Sadly, Pres. Trump didn’t appear to have the common sense and decency to instinctively understand that white supremacist Nazi demonstrators supporting the retention confederate monuments with the intentional use of a motor vehicle driven into a crowd of anti-monument demonstrators, resulting in the murder of Heather Styer, would be the MORAL “tipping” or “inflection” point that our nation could no longer abide.
We do not join those who politically celebrate with glee, in the spirit of, “I told you so. “President Trump is a stone cold racist” and therefore must be irrevocably regarded as irredeemable, and removed from office ASAP.
We see a unique opportunity coming up, Monday, August 28th, 2017, the 54th Anniversary of Dr. King’s “I Have A Dream” Speech. On that day, from the Oval Office, President Trump, in the spirit of recent comments by former Mass governor and Republican Pres. candidate Mitt Romney, who said:
“He should address the American people, acknowledge that he was wrong, apologize," the 2012 GOP presidential nominee wrote on Facebook. "State forcefully and unequivocally that racists are 100% to blame for the murder and violence in Charlottesville."
President Trump could address the nation and ask that we recommit ourselves to the principles and precepts enshrined in our Declaration off Independence.
An Oval Office speech by President Trump could reaffirm the words and spirit of Dr. King when he publicly challenged our nation to “Dream” with him; and ask that we come together in reconciliation and healing.
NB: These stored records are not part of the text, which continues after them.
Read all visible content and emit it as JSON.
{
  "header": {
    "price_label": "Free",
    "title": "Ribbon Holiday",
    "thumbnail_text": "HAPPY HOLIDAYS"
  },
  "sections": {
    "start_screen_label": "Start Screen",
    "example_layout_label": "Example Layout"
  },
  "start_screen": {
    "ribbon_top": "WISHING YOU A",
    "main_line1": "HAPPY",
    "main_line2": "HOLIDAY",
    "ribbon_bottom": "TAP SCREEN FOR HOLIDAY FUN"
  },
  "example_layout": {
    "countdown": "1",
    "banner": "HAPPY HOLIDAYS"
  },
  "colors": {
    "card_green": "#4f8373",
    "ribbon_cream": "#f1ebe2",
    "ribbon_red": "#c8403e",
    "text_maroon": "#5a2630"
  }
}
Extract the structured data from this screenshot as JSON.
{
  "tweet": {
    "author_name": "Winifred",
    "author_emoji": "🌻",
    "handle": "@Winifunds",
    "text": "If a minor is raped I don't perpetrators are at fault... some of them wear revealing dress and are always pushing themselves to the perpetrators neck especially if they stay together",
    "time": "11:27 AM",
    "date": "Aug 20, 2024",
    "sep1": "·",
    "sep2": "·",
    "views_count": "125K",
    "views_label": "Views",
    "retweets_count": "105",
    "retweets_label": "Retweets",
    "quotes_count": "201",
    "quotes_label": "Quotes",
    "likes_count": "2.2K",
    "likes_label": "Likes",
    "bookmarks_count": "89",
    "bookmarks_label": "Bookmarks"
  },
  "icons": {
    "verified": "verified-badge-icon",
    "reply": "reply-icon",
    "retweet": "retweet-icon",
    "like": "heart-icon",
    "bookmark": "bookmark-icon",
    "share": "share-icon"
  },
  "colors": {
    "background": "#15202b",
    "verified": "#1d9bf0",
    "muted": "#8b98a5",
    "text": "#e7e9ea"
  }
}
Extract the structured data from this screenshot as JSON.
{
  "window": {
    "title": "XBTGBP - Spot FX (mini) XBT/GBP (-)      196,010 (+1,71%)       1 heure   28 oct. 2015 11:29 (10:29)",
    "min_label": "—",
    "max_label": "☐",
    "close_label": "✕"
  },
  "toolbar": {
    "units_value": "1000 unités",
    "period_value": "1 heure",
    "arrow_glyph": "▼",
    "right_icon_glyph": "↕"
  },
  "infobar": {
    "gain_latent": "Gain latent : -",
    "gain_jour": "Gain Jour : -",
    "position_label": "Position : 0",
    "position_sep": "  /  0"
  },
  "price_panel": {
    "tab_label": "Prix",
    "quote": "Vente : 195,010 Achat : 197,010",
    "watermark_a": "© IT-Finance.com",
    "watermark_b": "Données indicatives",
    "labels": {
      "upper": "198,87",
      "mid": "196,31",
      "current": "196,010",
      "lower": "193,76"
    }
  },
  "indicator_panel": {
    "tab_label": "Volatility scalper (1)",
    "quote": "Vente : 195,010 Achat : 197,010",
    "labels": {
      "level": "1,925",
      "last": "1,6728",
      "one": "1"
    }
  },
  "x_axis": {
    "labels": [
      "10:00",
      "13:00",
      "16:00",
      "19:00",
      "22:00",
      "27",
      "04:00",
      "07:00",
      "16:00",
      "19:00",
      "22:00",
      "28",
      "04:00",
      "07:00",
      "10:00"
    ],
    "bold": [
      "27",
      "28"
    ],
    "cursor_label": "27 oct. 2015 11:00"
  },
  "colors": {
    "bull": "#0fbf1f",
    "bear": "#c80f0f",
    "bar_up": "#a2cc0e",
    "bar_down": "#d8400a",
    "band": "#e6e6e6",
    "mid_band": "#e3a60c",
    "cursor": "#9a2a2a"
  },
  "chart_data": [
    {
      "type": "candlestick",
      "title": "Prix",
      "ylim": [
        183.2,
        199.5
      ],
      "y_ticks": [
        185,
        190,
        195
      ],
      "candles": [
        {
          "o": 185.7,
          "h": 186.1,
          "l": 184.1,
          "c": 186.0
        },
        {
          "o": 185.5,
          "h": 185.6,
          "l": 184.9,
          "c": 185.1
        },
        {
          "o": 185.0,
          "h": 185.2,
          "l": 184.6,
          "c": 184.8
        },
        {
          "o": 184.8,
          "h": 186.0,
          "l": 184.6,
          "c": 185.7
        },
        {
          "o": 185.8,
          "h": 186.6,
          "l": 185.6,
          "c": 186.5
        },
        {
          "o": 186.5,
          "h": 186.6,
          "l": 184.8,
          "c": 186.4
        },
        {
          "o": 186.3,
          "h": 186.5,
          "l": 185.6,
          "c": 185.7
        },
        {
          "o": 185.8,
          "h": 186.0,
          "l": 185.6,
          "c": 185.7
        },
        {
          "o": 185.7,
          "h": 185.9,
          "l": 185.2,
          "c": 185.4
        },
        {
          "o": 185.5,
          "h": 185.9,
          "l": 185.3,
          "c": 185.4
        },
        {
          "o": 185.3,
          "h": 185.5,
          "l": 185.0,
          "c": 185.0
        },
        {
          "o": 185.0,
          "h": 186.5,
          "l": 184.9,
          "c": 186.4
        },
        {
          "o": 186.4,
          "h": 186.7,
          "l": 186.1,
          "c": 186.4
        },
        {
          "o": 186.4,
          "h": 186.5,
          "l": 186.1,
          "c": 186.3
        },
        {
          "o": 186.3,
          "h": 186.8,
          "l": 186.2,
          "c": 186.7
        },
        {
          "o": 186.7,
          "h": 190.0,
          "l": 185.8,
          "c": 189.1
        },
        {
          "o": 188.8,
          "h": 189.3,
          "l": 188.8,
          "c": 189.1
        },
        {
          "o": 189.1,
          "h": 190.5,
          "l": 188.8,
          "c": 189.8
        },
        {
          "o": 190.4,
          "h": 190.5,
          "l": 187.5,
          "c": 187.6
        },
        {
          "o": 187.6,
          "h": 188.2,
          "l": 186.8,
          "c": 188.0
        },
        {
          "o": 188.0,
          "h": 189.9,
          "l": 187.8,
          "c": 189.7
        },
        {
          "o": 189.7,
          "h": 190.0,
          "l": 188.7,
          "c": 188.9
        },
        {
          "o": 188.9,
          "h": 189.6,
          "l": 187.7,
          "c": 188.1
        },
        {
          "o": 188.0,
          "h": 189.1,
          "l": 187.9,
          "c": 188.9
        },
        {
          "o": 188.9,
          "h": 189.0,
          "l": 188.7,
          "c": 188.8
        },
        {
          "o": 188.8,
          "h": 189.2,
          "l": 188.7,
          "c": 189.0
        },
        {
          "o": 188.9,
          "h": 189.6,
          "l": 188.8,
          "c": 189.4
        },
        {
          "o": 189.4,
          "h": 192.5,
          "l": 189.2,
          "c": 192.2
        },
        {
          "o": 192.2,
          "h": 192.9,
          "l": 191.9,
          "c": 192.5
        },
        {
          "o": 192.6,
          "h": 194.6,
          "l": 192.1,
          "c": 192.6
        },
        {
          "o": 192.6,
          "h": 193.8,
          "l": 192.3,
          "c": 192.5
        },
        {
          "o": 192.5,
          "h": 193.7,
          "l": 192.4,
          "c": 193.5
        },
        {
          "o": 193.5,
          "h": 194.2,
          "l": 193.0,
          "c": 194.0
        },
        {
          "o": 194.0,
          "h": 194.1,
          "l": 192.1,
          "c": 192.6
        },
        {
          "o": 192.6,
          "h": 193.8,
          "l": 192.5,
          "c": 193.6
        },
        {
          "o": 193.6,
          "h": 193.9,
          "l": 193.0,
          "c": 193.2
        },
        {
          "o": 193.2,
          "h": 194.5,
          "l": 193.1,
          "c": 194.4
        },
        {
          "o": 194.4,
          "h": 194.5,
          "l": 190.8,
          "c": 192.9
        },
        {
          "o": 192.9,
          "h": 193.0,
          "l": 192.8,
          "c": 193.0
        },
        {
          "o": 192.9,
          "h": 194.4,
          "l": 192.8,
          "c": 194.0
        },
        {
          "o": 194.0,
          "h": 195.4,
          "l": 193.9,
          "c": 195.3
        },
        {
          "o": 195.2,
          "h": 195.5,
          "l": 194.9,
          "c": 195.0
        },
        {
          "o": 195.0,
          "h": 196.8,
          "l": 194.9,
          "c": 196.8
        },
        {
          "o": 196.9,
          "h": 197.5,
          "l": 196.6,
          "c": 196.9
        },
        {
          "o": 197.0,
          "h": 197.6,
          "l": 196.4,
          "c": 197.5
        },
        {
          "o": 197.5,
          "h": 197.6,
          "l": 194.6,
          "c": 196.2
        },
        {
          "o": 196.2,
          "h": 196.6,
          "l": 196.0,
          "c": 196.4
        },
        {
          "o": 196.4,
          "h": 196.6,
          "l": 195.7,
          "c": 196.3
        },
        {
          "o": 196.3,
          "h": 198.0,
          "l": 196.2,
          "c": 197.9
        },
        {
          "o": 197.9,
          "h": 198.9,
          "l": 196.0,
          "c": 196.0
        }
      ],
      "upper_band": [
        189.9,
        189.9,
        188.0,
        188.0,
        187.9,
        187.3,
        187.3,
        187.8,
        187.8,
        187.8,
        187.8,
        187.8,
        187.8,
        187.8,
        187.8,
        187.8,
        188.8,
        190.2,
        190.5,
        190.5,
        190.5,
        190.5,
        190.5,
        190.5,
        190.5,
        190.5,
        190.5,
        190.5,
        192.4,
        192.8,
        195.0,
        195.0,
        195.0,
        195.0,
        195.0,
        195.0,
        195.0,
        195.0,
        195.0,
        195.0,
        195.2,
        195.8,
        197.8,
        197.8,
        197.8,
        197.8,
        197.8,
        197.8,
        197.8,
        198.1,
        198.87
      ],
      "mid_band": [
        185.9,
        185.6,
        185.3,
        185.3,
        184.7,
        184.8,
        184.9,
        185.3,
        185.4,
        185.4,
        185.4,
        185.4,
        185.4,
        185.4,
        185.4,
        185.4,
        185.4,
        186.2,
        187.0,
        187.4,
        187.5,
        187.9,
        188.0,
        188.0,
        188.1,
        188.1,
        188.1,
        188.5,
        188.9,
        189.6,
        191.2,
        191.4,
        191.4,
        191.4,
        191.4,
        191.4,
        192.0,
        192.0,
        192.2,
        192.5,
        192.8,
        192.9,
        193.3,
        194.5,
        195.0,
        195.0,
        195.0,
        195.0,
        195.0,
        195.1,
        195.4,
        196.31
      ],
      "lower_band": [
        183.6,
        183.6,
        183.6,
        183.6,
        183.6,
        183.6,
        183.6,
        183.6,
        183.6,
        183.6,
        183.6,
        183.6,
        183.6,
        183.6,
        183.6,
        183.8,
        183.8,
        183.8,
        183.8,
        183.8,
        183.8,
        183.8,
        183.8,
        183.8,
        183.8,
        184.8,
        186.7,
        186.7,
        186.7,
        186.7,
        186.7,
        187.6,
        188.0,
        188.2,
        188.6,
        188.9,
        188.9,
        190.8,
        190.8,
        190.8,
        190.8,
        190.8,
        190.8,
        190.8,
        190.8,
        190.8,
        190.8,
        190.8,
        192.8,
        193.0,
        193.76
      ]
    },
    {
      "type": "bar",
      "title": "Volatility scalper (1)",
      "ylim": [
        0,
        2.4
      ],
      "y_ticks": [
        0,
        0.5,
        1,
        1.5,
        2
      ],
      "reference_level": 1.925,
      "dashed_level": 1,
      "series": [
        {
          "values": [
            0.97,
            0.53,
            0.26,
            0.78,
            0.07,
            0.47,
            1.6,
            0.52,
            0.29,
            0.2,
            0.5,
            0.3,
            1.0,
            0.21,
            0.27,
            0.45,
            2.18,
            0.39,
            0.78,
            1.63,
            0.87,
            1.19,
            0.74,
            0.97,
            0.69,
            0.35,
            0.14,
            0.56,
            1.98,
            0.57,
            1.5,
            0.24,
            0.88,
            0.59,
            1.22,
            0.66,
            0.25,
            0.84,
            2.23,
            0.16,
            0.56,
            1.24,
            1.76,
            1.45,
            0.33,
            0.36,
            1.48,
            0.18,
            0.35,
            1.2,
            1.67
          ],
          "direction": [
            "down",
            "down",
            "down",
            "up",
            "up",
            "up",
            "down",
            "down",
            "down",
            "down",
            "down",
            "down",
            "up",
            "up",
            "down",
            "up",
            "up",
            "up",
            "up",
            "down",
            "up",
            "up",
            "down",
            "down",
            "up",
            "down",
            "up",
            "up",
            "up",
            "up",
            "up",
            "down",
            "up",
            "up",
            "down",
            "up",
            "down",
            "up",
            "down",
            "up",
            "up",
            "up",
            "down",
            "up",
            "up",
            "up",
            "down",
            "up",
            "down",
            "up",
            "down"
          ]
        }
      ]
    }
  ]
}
Most important of all, our proposed speech by President Trump could finally redeem and renew the promise of our nation during “Reconstruction,1863-1877, “America’s Unfinished Revolution”, to make our nation, one nation, indivisible with protection and equal access to opportunity for all, irrespective of one’s race, color, religion or creed.